#### Stored data
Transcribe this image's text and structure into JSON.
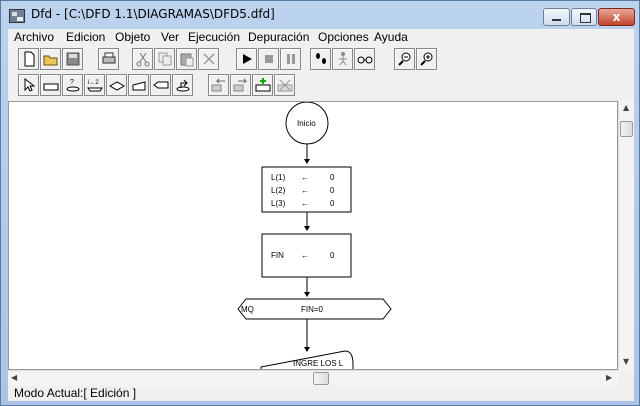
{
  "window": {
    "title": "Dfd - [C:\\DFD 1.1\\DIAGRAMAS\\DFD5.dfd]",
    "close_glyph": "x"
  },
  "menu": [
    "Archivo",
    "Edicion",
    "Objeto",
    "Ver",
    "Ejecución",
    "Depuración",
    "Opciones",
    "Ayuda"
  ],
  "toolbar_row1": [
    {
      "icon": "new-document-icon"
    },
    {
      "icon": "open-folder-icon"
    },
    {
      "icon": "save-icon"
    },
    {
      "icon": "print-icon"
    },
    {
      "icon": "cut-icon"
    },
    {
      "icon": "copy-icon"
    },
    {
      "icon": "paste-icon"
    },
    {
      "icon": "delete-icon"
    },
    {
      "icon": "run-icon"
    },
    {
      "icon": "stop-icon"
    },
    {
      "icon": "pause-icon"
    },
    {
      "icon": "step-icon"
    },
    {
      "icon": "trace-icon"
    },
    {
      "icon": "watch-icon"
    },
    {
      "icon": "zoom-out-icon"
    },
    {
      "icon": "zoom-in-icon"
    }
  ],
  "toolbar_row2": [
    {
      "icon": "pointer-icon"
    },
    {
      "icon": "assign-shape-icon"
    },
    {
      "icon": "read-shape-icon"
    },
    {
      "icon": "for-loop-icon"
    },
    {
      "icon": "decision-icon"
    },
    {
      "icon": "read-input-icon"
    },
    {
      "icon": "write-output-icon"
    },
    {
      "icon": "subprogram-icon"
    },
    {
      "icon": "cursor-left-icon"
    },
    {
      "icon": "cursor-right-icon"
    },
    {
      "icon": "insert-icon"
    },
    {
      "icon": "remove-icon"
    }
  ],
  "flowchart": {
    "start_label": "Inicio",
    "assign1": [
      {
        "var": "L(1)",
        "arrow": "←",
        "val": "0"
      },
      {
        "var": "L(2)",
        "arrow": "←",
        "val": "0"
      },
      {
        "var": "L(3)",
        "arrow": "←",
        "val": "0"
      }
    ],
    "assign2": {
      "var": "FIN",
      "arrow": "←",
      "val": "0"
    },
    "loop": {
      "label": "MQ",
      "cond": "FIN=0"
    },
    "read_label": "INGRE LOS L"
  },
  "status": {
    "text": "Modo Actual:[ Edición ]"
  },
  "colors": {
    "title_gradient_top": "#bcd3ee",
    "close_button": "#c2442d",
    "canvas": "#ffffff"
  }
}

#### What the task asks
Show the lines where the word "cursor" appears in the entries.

#### Exercise solution
      "icon": "cursor-left-icon"
      "icon": "cursor-right-icon"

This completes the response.